---------- EXERCISE MATERIALS

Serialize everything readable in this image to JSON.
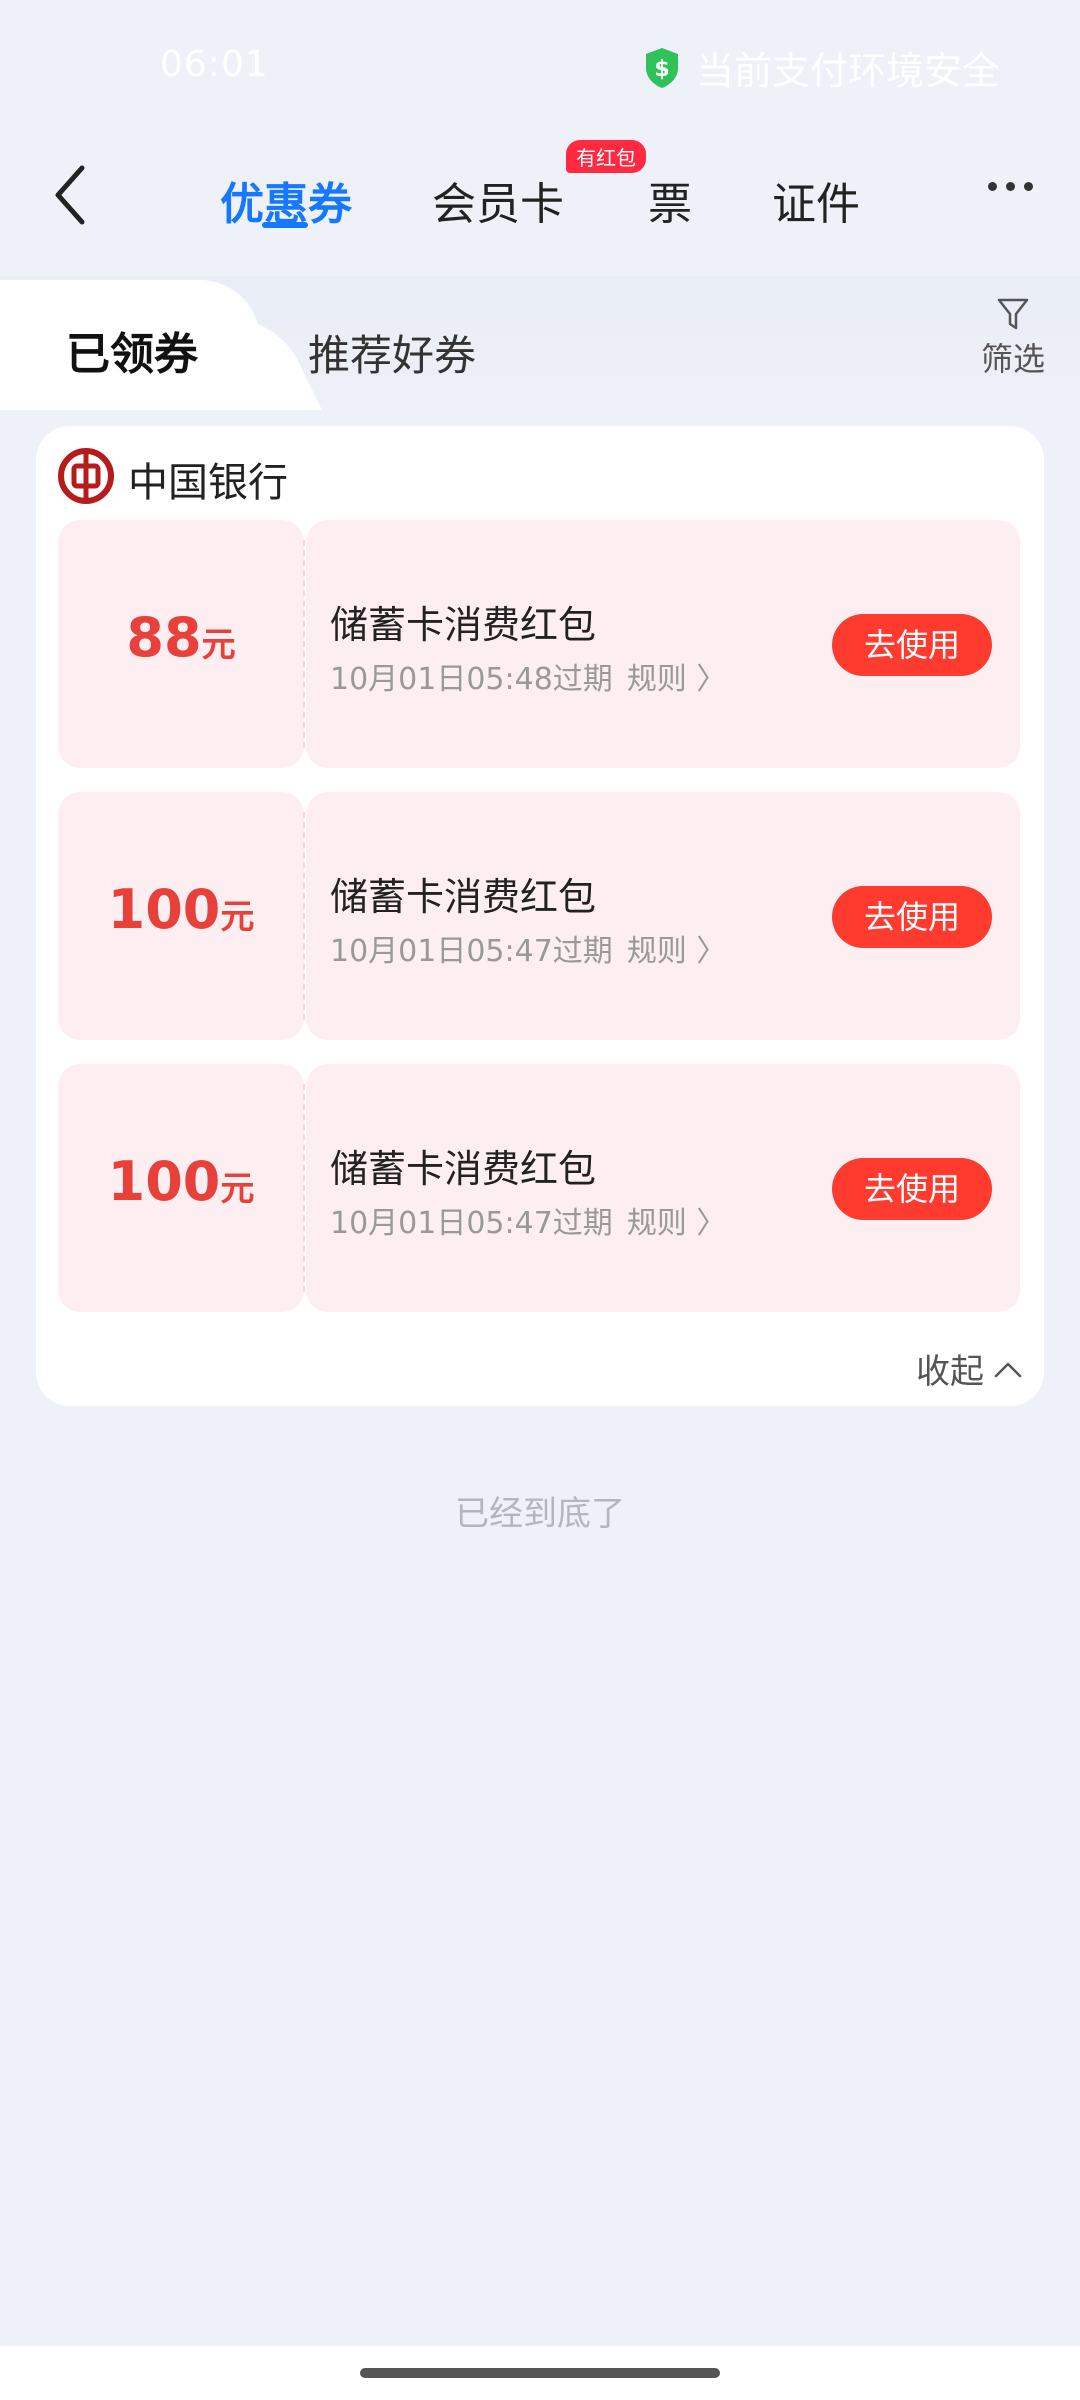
{
  "status_bar": {
    "time": "06:01",
    "security_text": "当前支付环境安全",
    "security_icon": "shield-dollar-icon",
    "security_icon_color": "#2fc25b"
  },
  "top_nav": {
    "tabs": [
      {
        "label": "优惠券",
        "active": true
      },
      {
        "label": "会员卡"
      },
      {
        "label": "票"
      },
      {
        "label": "证件"
      }
    ],
    "badge": "有红包",
    "accent_color": "#1677ff"
  },
  "sub_tabs": {
    "received": "已领券",
    "recommend": "推荐好券",
    "filter_label": "筛选"
  },
  "bank": {
    "name": "中国银行",
    "logo_color": "#b71c1c"
  },
  "coupons": [
    {
      "amount": "88",
      "unit": "元",
      "title": "储蓄卡消费红包",
      "expire": "10月01日05:48过期",
      "rule": "规则",
      "button": "去使用"
    },
    {
      "amount": "100",
      "unit": "元",
      "title": "储蓄卡消费红包",
      "expire": "10月01日05:47过期",
      "rule": "规则",
      "button": "去使用"
    },
    {
      "amount": "100",
      "unit": "元",
      "title": "储蓄卡消费红包",
      "expire": "10月01日05:47过期",
      "rule": "规则",
      "button": "去使用"
    }
  ],
  "collapse_label": "收起",
  "bottom_hint": "已经到底了"
}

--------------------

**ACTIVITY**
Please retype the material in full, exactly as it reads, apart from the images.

**EXPECTED ANSWER**
Serialize everything readable in this image to JSON.
{
  "status_bar": {
    "time": "06:01",
    "security_text": "当前支付环境安全",
    "security_icon": "shield-dollar-icon",
    "security_icon_color": "#2fc25b"
  },
  "top_nav": {
    "tabs": [
      {
        "label": "优惠券",
        "active": true
      },
      {
        "label": "会员卡"
      },
      {
        "label": "票"
      },
      {
        "label": "证件"
      }
    ],
    "badge": "有红包",
    "accent_color": "#1677ff"
  },
  "sub_tabs": {
    "received": "已领券",
    "recommend": "推荐好券",
    "filter_label": "筛选"
  },
  "bank": {
    "name": "中国银行",
    "logo_color": "#b71c1c"
  },
  "coupons": [
    {
      "amount": "88",
      "unit": "元",
      "title": "储蓄卡消费红包",
      "expire": "10月01日05:48过期",
      "rule": "规则",
      "button": "去使用"
    },
    {
      "amount": "100",
      "unit": "元",
      "title": "储蓄卡消费红包",
      "expire": "10月01日05:47过期",
      "rule": "规则",
      "button": "去使用"
    },
    {
      "amount": "100",
      "unit": "元",
      "title": "储蓄卡消费红包",
      "expire": "10月01日05:47过期",
      "rule": "规则",
      "button": "去使用"
    }
  ],
  "collapse_label": "收起",
  "bottom_hint": "已经到底了"
}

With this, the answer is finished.